Here it is rebuilt after the 1906 earthquake and fire, with the Mutual Bank Building trying (and failing) to intimidate it (wnp37.01526, copy negative courtesy of a private collector.):
Market and Geary, circa 1907.

Palace of Fine Arts, circa 1935

Tennis match, circa 1935.
Looks like a mixed doubles match is in progress inside the Palace of Fine Arts. Since the Exploratorium left the building, there have been some struggles to find a proper use for the cavernous hall adjoining the beautiful dome, colonnade, and lagoon from the 1915 Panama-Pacific International Exposition. Maybe indoor sports is the answer? (wnp37.01775, copy negative courtesy of a private collector.)

Calvary Church, circa 1875

Cavalry Church, circa 1875.
At one time, the northwest corner of Geary and Powell, facing Union Square, was a serene place for a church. But the busy city grew westward, and the leaders of Cavalry Presbyterian, who had already moved the church once, took apart the whole structure—one million bricks—and rebuilt it on the corner of Fillmore and Jackson Streets, where it still stands today. Now the St. Francis Hotel rises from this very busy corner. (wnp37.01597, Eadweard Muybridge photograph, copy negative courtesy of a private collector.)

Masonic and Fulton, circa 1890

Masonic and Fulton, circa 1890
Yes, at one time you could take a cable car all the way west to Masonic and Fulton.
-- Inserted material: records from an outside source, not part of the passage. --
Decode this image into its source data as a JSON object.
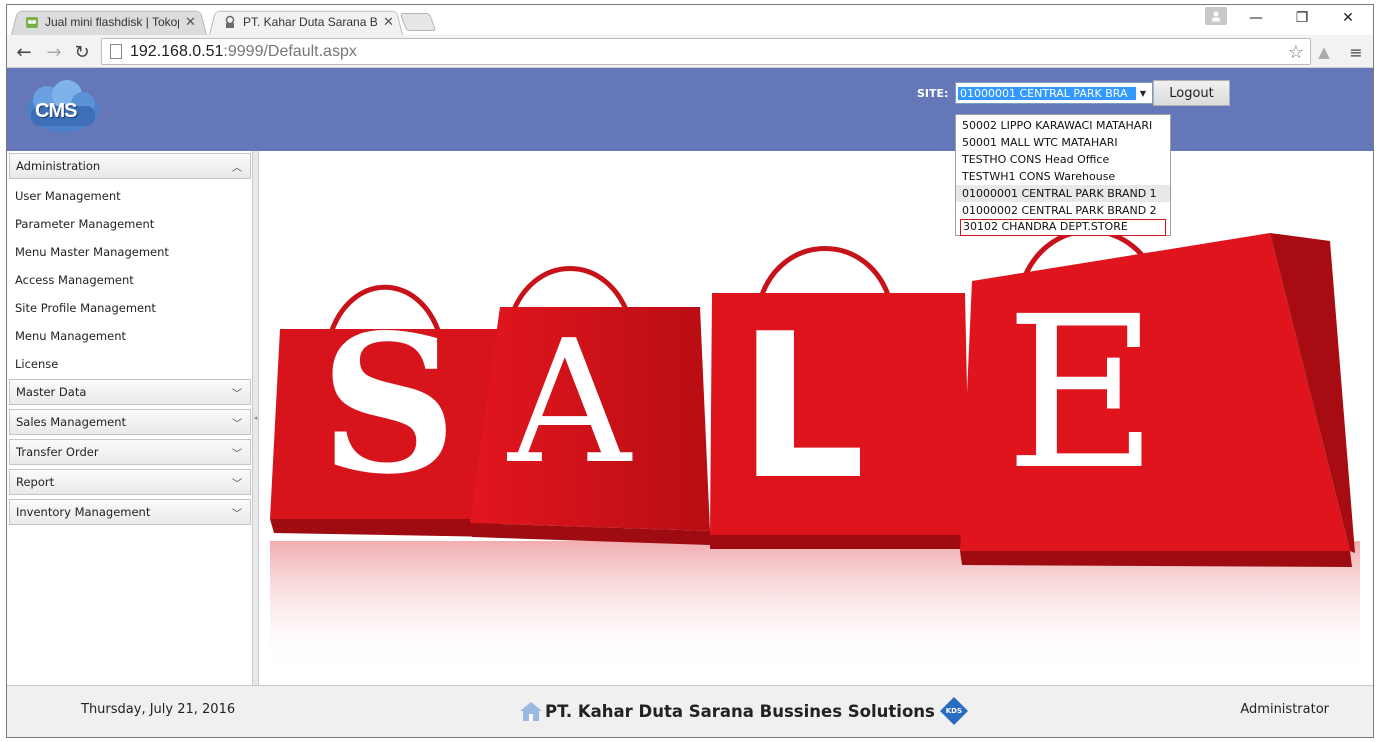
{
  "browser": {
    "tabs": [
      {
        "title": "Jual mini flashdisk | Tokop",
        "active": false
      },
      {
        "title": "PT. Kahar Duta Sarana Bus",
        "active": true
      }
    ],
    "url_host": "192.168.0.51",
    "url_rest": ":9999/Default.aspx"
  },
  "header": {
    "logo_text": "CMS",
    "site_label": "SITE:",
    "site_selected": "01000001 CENTRAL PARK BRA",
    "logout_label": "Logout",
    "site_options": [
      "50002 LIPPO KARAWACI MATAHARI",
      "50001 MALL WTC MATAHARI",
      "TESTHO CONS Head Office",
      "TESTWH1 CONS Warehouse",
      "01000001 CENTRAL PARK BRAND 1",
      "01000002 CENTRAL PARK BRAND 2",
      "30102 CHANDRA DEPT.STORE"
    ]
  },
  "sidebar": {
    "administration": {
      "title": "Administration",
      "items": [
        "User Management",
        "Parameter Management",
        "Menu Master Management",
        "Access Management",
        "Site Profile Management",
        "Menu Management",
        "License"
      ]
    },
    "sections": [
      "Master Data",
      "Sales Management",
      "Transfer Order",
      "Report",
      "Inventory Management"
    ]
  },
  "banner": {
    "letters": [
      "S",
      "A",
      "L",
      "E"
    ]
  },
  "footer": {
    "date": "Thursday, July 21, 2016",
    "company": "PT. Kahar Duta Sarana Bussines Solutions",
    "user": "Administrator",
    "kds_logo_text": "KDS"
  },
  "colors": {
    "header_bg": "#6477b8",
    "bag_red": "#d7141c",
    "highlight_outline": "#d0141e"
  }
}
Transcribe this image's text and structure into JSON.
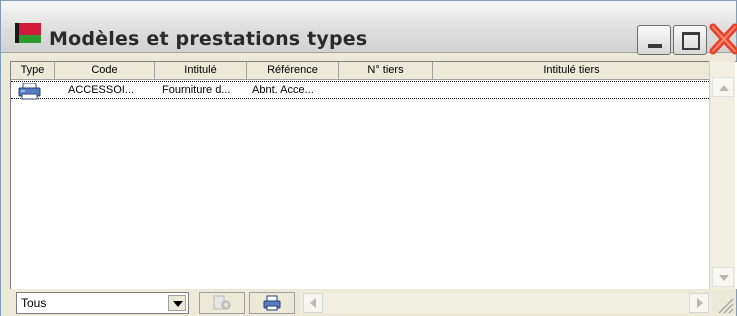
{
  "window": {
    "title": "Modèles et prestations types",
    "icon": "red-green-flag-icon",
    "controls": [
      "minimize-button",
      "maximize-button",
      "close-button"
    ]
  },
  "table": {
    "columns": [
      "Type",
      "Code",
      "Intitulé",
      "Référence",
      "N° tiers",
      "Intitulé tiers"
    ],
    "rows": [
      {
        "type_icon": "printer-icon",
        "code": "ACCESSOI...",
        "intitule": "Fourniture d...",
        "reference": "Abnt. Acce...",
        "n_tiers": "",
        "intitule_tiers": ""
      }
    ]
  },
  "footer": {
    "filter_value": "Tous",
    "icons": [
      "config-icon",
      "print-icon"
    ]
  },
  "colors": {
    "titlebar": "#e0e0e0",
    "close_button": "#e8402a",
    "header_bg": "#ece9d8"
  }
}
The site of the facilities of the Market Street Cable Railway, then a very undeveloped locale, is now in the heart of the city near the University of San Francisco. (wnp37.01668, copy negative courtesy of a private collector.)

Fishermans Wharf, circa 1930s

OK, maybe yet another shot of the iconic tourist destination isn’t terribly exciting, but I love the composition of this photograph, the little girl, and the simple way the Castagnola Brothers display their catch on the tables. (wnp37.01744, copy negative courtesy of a private collector.)

Take a look at all 333 recently-uploaded images. If you have a correction, comment, or can help us identify the location of our current mystery shots (which street is this parade on?), just click on the button that says “Contact us about this image” in the right column.